(RECORDS PROVIDED):
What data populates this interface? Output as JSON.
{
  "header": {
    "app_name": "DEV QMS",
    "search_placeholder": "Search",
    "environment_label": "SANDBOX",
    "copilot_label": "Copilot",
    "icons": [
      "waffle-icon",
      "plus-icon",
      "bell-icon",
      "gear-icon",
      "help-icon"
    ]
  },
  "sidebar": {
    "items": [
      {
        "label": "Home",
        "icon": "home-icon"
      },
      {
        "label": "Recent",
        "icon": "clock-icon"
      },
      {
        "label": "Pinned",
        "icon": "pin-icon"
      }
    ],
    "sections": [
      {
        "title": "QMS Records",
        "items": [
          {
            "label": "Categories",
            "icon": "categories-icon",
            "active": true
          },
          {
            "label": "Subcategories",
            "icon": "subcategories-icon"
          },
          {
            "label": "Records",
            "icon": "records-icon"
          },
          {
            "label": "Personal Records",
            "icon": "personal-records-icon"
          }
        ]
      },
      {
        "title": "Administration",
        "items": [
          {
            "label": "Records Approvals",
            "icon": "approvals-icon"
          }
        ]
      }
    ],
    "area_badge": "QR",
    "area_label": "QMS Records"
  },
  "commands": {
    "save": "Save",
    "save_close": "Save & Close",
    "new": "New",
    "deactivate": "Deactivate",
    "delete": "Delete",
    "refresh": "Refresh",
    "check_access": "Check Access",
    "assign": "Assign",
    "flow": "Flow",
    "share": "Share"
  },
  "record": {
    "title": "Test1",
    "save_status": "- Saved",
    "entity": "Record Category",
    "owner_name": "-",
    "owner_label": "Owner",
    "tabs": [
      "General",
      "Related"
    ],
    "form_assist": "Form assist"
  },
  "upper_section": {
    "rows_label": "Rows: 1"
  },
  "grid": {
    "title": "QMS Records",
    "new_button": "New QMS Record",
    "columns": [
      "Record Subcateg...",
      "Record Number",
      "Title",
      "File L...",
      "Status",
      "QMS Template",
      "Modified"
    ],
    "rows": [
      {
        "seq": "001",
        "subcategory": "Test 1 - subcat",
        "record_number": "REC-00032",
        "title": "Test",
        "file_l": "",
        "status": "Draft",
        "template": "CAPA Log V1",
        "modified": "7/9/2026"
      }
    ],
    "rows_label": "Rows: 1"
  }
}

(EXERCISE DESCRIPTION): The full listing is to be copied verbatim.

(REPLY):
What data populates this interface? Output as JSON.
{
  "header": {
    "app_name": "DEV QMS",
    "search_placeholder": "Search",
    "environment_label": "SANDBOX",
    "copilot_label": "Copilot",
    "icons": [
      "waffle-icon",
      "plus-icon",
      "bell-icon",
      "gear-icon",
      "help-icon"
    ]
  },
  "sidebar": {
    "items": [
      {
        "label": "Home",
        "icon": "home-icon"
      },
      {
        "label": "Recent",
        "icon": "clock-icon"
      },
      {
        "label": "Pinned",
        "icon": "pin-icon"
      }
    ],
    "sections": [
      {
        "title": "QMS Records",
        "items": [
          {
            "label": "Categories",
            "icon": "categories-icon",
            "active": true
          },
          {
            "label": "Subcategories",
            "icon": "subcategories-icon"
          },
          {
            "label": "Records",
            "icon": "records-icon"
          },
          {
            "label": "Personal Records",
            "icon": "personal-records-icon"
          }
        ]
      },
      {
        "title": "Administration",
        "items": [
          {
            "label": "Records Approvals",
            "icon": "approvals-icon"
          }
        ]
      }
    ],
    "area_badge": "QR",
    "area_label": "QMS Records"
  },
  "commands": {
    "save": "Save",
    "save_close": "Save & Close",
    "new": "New",
    "deactivate": "Deactivate",
    "delete": "Delete",
    "refresh": "Refresh",
    "check_access": "Check Access",
    "assign": "Assign",
    "flow": "Flow",
    "share": "Share"
  },
  "record": {
    "title": "Test1",
    "save_status": "- Saved",
    "entity": "Record Category",
    "owner_name": "-",
    "owner_label": "Owner",
    "tabs": [
      "General",
      "Related"
    ],
    "form_assist": "Form assist"
  },
  "upper_section": {
    "rows_label": "Rows: 1"
  },
  "grid": {
    "title": "QMS Records",
    "new_button": "New QMS Record",
    "columns": [
      "Record Subcateg...",
      "Record Number",
      "Title",
      "File L...",
      "Status",
      "QMS Template",
      "Modified"
    ],
    "rows": [
      {
        "seq": "001",
        "subcategory": "Test 1 - subcat",
        "record_number": "REC-00032",
        "title": "Test",
        "file_l": "",
        "status": "Draft",
        "template": "CAPA Log V1",
        "modified": "7/9/2026"
      }
    ],
    "rows_label": "Rows: 1"
  }
}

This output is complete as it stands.